Element data from apps and pages:
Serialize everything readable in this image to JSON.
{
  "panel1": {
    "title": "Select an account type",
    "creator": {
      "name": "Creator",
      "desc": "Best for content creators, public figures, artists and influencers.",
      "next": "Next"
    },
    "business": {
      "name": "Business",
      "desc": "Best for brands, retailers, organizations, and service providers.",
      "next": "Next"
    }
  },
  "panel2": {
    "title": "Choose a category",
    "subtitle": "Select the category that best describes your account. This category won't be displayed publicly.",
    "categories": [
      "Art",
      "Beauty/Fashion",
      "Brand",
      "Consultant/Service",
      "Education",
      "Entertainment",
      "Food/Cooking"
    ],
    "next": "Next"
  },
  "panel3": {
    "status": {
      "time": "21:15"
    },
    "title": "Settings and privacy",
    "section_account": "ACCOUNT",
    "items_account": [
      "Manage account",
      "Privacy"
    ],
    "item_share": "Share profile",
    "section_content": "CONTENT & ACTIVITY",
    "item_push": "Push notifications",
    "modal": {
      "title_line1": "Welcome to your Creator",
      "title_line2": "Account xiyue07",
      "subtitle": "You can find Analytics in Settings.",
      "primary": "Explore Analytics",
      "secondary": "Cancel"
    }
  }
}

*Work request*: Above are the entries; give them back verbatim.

*Solved problem*:
Serialize everything readable in this image to JSON.
{
  "panel1": {
    "title": "Select an account type",
    "creator": {
      "name": "Creator",
      "desc": "Best for content creators, public figures, artists and influencers.",
      "next": "Next"
    },
    "business": {
      "name": "Business",
      "desc": "Best for brands, retailers, organizations, and service providers.",
      "next": "Next"
    }
  },
  "panel2": {
    "title": "Choose a category",
    "subtitle": "Select the category that best describes your account. This category won't be displayed publicly.",
    "categories": [
      "Art",
      "Beauty/Fashion",
      "Brand",
      "Consultant/Service",
      "Education",
      "Entertainment",
      "Food/Cooking"
    ],
    "next": "Next"
  },
  "panel3": {
    "status": {
      "time": "21:15"
    },
    "title": "Settings and privacy",
    "section_account": "ACCOUNT",
    "items_account": [
      "Manage account",
      "Privacy"
    ],
    "item_share": "Share profile",
    "section_content": "CONTENT & ACTIVITY",
    "item_push": "Push notifications",
    "modal": {
      "title_line1": "Welcome to your Creator",
      "title_line2": "Account xiyue07",
      "subtitle": "You can find Analytics in Settings.",
      "primary": "Explore Analytics",
      "secondary": "Cancel"
    }
  }
}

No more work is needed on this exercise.